Faizi continued to be credited as its original author. His ghost must still be smiling from ear to ear. To have written the tale of Hoshruba with an unmoving finger would be a neat trick, even for a spirit. But the happiest ghost must be Mir Ahmed Ali’s, his smile the broadest of all. Not only was his creation of Hoshruba accepted as a part of the Amir Hamza cycle, but it also became its defining, single most important tale, surpassing all others. No storyteller could ask for greater glory.
The Hoshruba tale later found other champions as well. A year before the world threw itself into the madness of the First World War, the Rampur storyteller Mirza Alimuddin (1854–1927) launched his personal campaign to write the Hoshruba tale. He campaigned longer, harder and more gloriously. From 1913–1919 he produced twelve volumes and two secondary legends associated with the Hoshruba tale.
Then there was Mir Baqir Ali (1850?–1928), the last renowned storyteller of India in the twentieth century. He was born into a family of royal storytellers at a time when Hoshruba was at the peak of its popularity. But in the 1920s, when he was in his last years, Mir Baqir Ali was unable to find an audience for his art. He privately published some stories for children to make a living, but failed. In the end, he gave up and made a living selling betel leaves. He breathed his last a year after Mirza Alimuddin’s death. A sample of Mir Baqir Ali’s storytelling method and glimpses of his last days were preserved in a literary sketch in Dilli Ki Chand Ajib Hastiyan by Ashraf Subuhi Dehlvi.
The Hoshruba history would be incomplete without the mention of the Pakistani painter Ustad Allah Bakhsh (1895–1978), who captured the magic and dense storytelling of Hoshruba in his glorious painting Tilism-e Hoshruba. This painting hangs in the Lahore Museum.
Without Jah and Qamar – two of Urdu’s greatest prose writers – the hoax created by Mir Ahmed Ali and storytellers in his generation may not have received such wide acclaim. This tale, with its imaginative scope, poetic delicacy, ornate presentation, and metaphor-rich language, became the pride of Urdu literature because of these men. They will always be remembered as two of Urdu’s greatest benefactors. Their ghosts, finally free of their professional rivalries, together might even be constructing a tilism of their own – on a much larger scale than Hoshruba. And we can be sure that Qamar’s part of the tilism will be completed long before Jah ever reaches the halfway mark.

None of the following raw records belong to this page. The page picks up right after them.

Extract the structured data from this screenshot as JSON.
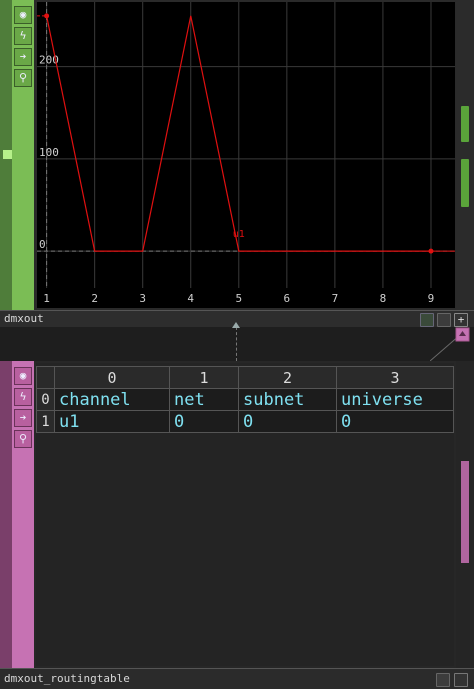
{
  "chop": {
    "name": "dmxout",
    "side_buttons": [
      "target-icon",
      "squiggle-icon",
      "arrow-right-icon",
      "bug-icon"
    ],
    "chart_data": {
      "type": "line",
      "x": [
        1,
        2,
        3,
        4,
        5,
        6,
        7,
        8,
        9
      ],
      "series": [
        {
          "name": "u1",
          "values": [
            255,
            0,
            0,
            255,
            0,
            0,
            0,
            0,
            0
          ],
          "color": "#e01010"
        }
      ],
      "xticks": [
        "1",
        "2",
        "3",
        "4",
        "5",
        "6",
        "7",
        "8",
        "9"
      ],
      "yticks": [
        "0",
        "100",
        "200"
      ],
      "ylim": [
        -40,
        270
      ],
      "xlim": [
        0.8,
        9.5
      ],
      "grid": true,
      "series_label": "u1"
    }
  },
  "dat": {
    "name": "dmxout_routingtable",
    "side_buttons": [
      "target-icon",
      "squiggle-icon",
      "arrow-right-icon",
      "bug-icon"
    ],
    "col_headers": [
      "0",
      "1",
      "2",
      "3"
    ],
    "rows": [
      {
        "index": "0",
        "cells": [
          "channel",
          "net",
          "subnet",
          "universe"
        ]
      },
      {
        "index": "1",
        "cells": [
          "u1",
          "0",
          "0",
          "0"
        ]
      }
    ]
  },
  "colors": {
    "chop_green": "#7bbd55",
    "dat_purple": "#c672b3",
    "curve_red": "#e01010",
    "text_cyan": "#7fe0f0"
  }
}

But these are not the only ghosts. Others have also made their presence known. In 2005, an Indian historian, Mahmood Farooqui, began studying the cultural history of the dastans and became interested in dastan narration. Farooqui and Himanshu Tyagi collaborated to start dastan narration from Hoshruba. Later, Danish Husain joined Farooqui as his partner. Their performances were held in both India and Pakistan and attracted a large following. Then, one day in 2006, the Indian historian Shahid Amin, told Farooqui of two short, crackling audio recordings of someone’s voice, which he had recently discovered in the British Library. They belonged to the last famous dastan narrator, Mir Baqir Ali. These three-minute recordings were made in Delhi in 1920 as a part of the Linguistic Survey of India records. One recording was a rendering of the tale of the Prodigal Son, which all native speakers had to record for that project. Mir Baqir Ali was unable to finish the tale because his narration exceeded the short duration of the 78-rpm disk and had to be ended abruptly. The other recording was a short dastan of a foolish young nobleman who wishes to visit his in-laws and encounters countless obstacles on the way.
Mir Baqir Ali’s ghost has resurfaced eight decades after his death, to say thank-you to someone who had renewed his tradition.